This concept of “frameworks” is pretty new to us designers and CSS authors. However, it’s not new to engineers. These guys have been dealing with frameworks, libraries, and snippets since the dawn of ages, it seems. James helps to explain why, from the perspective of a programmer — a very experienced, very expert-level one — frameworks are often developed, used, and published. He talks about the advantages and disadvantages of frameworks to developers, based on of many years of computer science and frameworks being built and used for almost every computer language ever created — years that us web designers simply almost never have (most of us are not programmers at all, and certainly not serious ones who have great experiences outside the realm of simple web scripting).More
Wow. Less than 24 hours after my last post, there have been nearly 100 comments posted, and I’ve seemingly managed to piss off half the Internet. It seems some people took major offense to my thoughts, although no one has came forward to told me why (Andy Budd said on Twitter, “you’ve managed to tick off quite a few ‘limeys’ with your post,” but he didn’t answer when I asked why.
Of all the topics I’ve ever written about, I would have thought CSS frameworks would be one of the most non-controversial. Apparently, not so. I thought I’d follow up by trying to detail what I’ve learned after a century of commentary on the past in question.More
Over the past several weeks, I’ve been bombarded (in e-mail, in person, and over IM) with questions about CSS frameworks. I guess I wrote the book on this topic (and contributed, if inadvertently, to one of the most notable CSS frameworks out there), so it’s completely understandable people would come to me with these questions. The question almost always sounds something like this:

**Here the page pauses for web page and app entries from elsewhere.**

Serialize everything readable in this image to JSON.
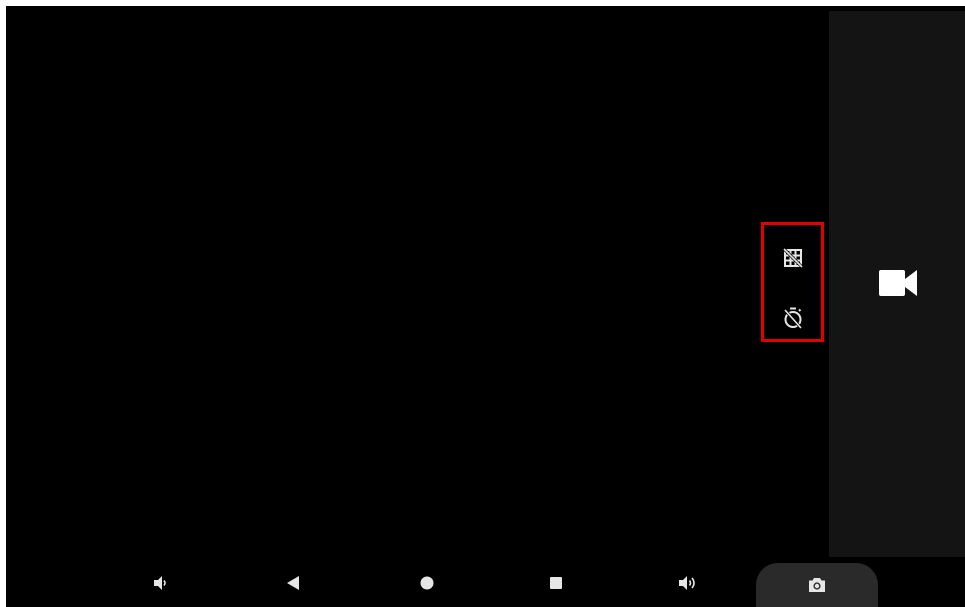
{
  "app": {
    "name": "Camera"
  },
  "colors": {
    "background": "#000000",
    "side_panel": "#141414",
    "icon": "#e6e6e6",
    "highlight_box": "#e00000",
    "shutter_pill": "#2a2a2a"
  },
  "side_panel": {
    "mode_icon": "video-camera-icon"
  },
  "quick_settings": {
    "grid_icon": "grid-off-icon",
    "timer_icon": "timer-off-icon"
  },
  "nav_bar": {
    "items": [
      {
        "icon": "volume-down-icon"
      },
      {
        "icon": "back-icon"
      },
      {
        "icon": "home-icon"
      },
      {
        "icon": "recents-icon"
      },
      {
        "icon": "volume-up-icon"
      },
      {
        "icon": "camera-shutter-icon"
      }
    ]
  }
}
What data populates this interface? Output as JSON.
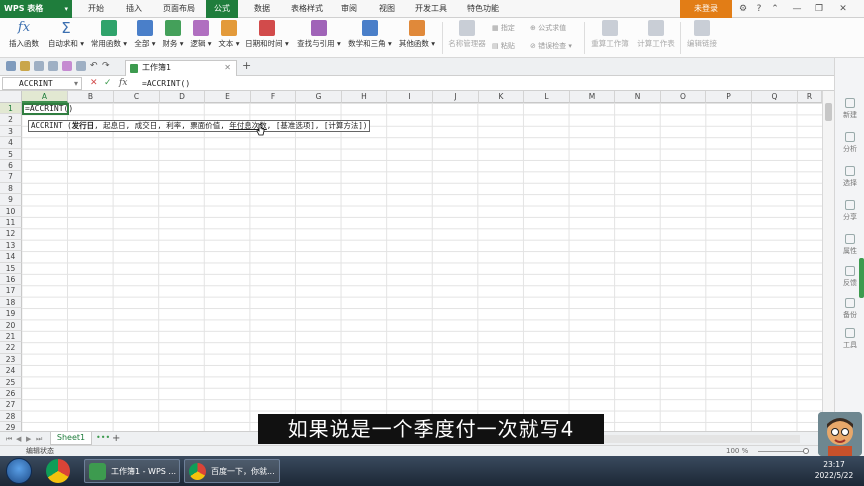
{
  "app": {
    "name": "WPS 表格",
    "login_label": "未登录",
    "menu_tabs": [
      "开始",
      "插入",
      "页面布局",
      "公式",
      "数据",
      "表格样式",
      "审阅",
      "视图",
      "开发工具",
      "特色功能"
    ],
    "active_tab": "公式",
    "accent_color": "#1f7d3c",
    "login_color": "#e27d16"
  },
  "ribbon": {
    "buttons": [
      {
        "label": "插入函数",
        "icon": "fx-icon"
      },
      {
        "label": "自动求和",
        "icon": "sigma-icon",
        "dropdown": true
      },
      {
        "label": "常用函数",
        "icon": "star-book-icon",
        "dropdown": true
      },
      {
        "label": "全部",
        "icon": "book-icon",
        "dropdown": true
      },
      {
        "label": "财务",
        "icon": "finance-book-icon",
        "dropdown": true
      },
      {
        "label": "逻辑",
        "icon": "question-book-icon",
        "dropdown": true
      },
      {
        "label": "文本",
        "icon": "text-book-icon",
        "dropdown": true
      },
      {
        "label": "日期和时间",
        "icon": "calendar-book-icon",
        "dropdown": true
      },
      {
        "label": "查找与引用",
        "icon": "search-book-icon",
        "dropdown": true
      },
      {
        "label": "数学和三角",
        "icon": "math-book-icon",
        "dropdown": true
      },
      {
        "label": "其他函数",
        "icon": "other-book-icon",
        "dropdown": true
      },
      {
        "label": "名称管理器",
        "icon": "name-manager-icon"
      },
      {
        "label": "重算工作簿",
        "icon": "recalc-workbook-icon"
      },
      {
        "label": "计算工作表",
        "icon": "calc-sheet-icon"
      },
      {
        "label": "编辑链接",
        "icon": "edit-link-icon"
      }
    ],
    "small_buttons": {
      "define": "指定",
      "paste": "粘贴",
      "formula_values": "公式求值",
      "error_check": "错误检查"
    }
  },
  "tabbar": {
    "doc_tab": "工作簿1"
  },
  "formula_bar": {
    "name_box": "ACCRINT",
    "formula": "=ACCRINT()"
  },
  "grid": {
    "columns": [
      "A",
      "B",
      "C",
      "D",
      "E",
      "F",
      "G",
      "H",
      "I",
      "J",
      "K",
      "L",
      "M",
      "N",
      "O",
      "P",
      "Q",
      "R"
    ],
    "rows": [
      "1",
      "2",
      "3",
      "4",
      "5",
      "6",
      "7",
      "8",
      "9",
      "10",
      "11",
      "12",
      "13",
      "14",
      "15",
      "16",
      "17",
      "18",
      "19",
      "20",
      "21",
      "22",
      "23",
      "24",
      "25",
      "26",
      "27",
      "28",
      "29"
    ],
    "active_cell_value": "=ACCRINT()",
    "tooltip": {
      "func": "ACCRINT",
      "open": "(",
      "arg1": "发行日",
      "rest_before": ", 起息日, 成交日, 利率, 票面价值, ",
      "arg_highlight": "年付息次数",
      "rest_after": ", [基准选项], [计算方法])"
    }
  },
  "side_panel": [
    "新建",
    "分析",
    "选择",
    "分享",
    "属性",
    "反馈",
    "备份",
    "工具"
  ],
  "sheets": {
    "tabs": [
      "Sheet1"
    ],
    "more": "•••",
    "add": "+"
  },
  "status": {
    "mode": "编辑状态",
    "zoom": "100 %"
  },
  "subtitle": "如果说是一个季度付一次就写4",
  "taskbar": {
    "tasks": [
      "工作簿1 - WPS ...",
      "百度一下，你就..."
    ],
    "time": "23:17",
    "date": "2022/5/22"
  }
}
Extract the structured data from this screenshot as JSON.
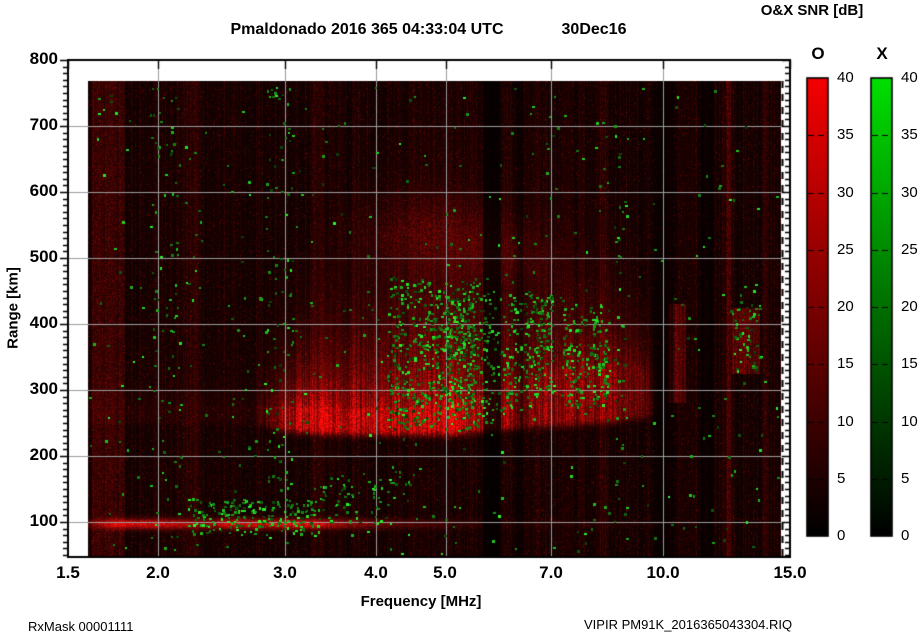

“I’ve read what you’ve written about CSS frameworks, and it sounds great…but [insert name of a usually-British CSS guru here] said they were bad. What do you think about what they have to say?”More